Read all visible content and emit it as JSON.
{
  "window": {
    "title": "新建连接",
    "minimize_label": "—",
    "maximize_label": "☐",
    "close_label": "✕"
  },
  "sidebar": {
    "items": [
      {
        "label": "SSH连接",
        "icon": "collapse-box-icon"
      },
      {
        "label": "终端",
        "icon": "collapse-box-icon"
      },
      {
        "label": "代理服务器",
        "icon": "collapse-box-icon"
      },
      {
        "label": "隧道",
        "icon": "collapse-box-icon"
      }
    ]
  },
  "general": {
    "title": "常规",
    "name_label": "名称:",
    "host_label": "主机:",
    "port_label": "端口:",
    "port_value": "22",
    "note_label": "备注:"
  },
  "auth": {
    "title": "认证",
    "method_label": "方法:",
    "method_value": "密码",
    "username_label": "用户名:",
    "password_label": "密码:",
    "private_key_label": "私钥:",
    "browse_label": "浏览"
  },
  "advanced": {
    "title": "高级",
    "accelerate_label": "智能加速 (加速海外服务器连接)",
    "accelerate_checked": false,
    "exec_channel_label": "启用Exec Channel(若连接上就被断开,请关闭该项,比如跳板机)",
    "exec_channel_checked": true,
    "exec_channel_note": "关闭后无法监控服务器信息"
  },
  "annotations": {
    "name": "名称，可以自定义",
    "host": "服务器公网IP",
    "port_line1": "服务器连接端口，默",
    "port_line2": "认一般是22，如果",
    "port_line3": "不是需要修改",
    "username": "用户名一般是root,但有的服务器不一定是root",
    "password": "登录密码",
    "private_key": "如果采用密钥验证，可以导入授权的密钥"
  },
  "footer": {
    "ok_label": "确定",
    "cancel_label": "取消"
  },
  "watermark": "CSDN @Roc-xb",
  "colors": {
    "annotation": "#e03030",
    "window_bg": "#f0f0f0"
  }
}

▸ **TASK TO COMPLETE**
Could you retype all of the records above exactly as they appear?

▸ **SOLUTION TO THIS EXERCISE**
Read all visible content and emit it as JSON.
{
  "window": {
    "title": "新建连接",
    "minimize_label": "—",
    "maximize_label": "☐",
    "close_label": "✕"
  },
  "sidebar": {
    "items": [
      {
        "label": "SSH连接",
        "icon": "collapse-box-icon"
      },
      {
        "label": "终端",
        "icon": "collapse-box-icon"
      },
      {
        "label": "代理服务器",
        "icon": "collapse-box-icon"
      },
      {
        "label": "隧道",
        "icon": "collapse-box-icon"
      }
    ]
  },
  "general": {
    "title": "常规",
    "name_label": "名称:",
    "host_label": "主机:",
    "port_label": "端口:",
    "port_value": "22",
    "note_label": "备注:"
  },
  "auth": {
    "title": "认证",
    "method_label": "方法:",
    "method_value": "密码",
    "username_label": "用户名:",
    "password_label": "密码:",
    "private_key_label": "私钥:",
    "browse_label": "浏览"
  },
  "advanced": {
    "title": "高级",
    "accelerate_label": "智能加速 (加速海外服务器连接)",
    "accelerate_checked": false,
    "exec_channel_label": "启用Exec Channel(若连接上就被断开,请关闭该项,比如跳板机)",
    "exec_channel_checked": true,
    "exec_channel_note": "关闭后无法监控服务器信息"
  },
  "annotations": {
    "name": "名称，可以自定义",
    "host": "服务器公网IP",
    "port_line1": "服务器连接端口，默",
    "port_line2": "认一般是22，如果",
    "port_line3": "不是需要修改",
    "username": "用户名一般是root,但有的服务器不一定是root",
    "password": "登录密码",
    "private_key": "如果采用密钥验证，可以导入授权的密钥"
  },
  "footer": {
    "ok_label": "确定",
    "cancel_label": "取消"
  },
  "watermark": "CSDN @Roc-xb",
  "colors": {
    "annotation": "#e03030",
    "window_bg": "#f0f0f0"
  }
}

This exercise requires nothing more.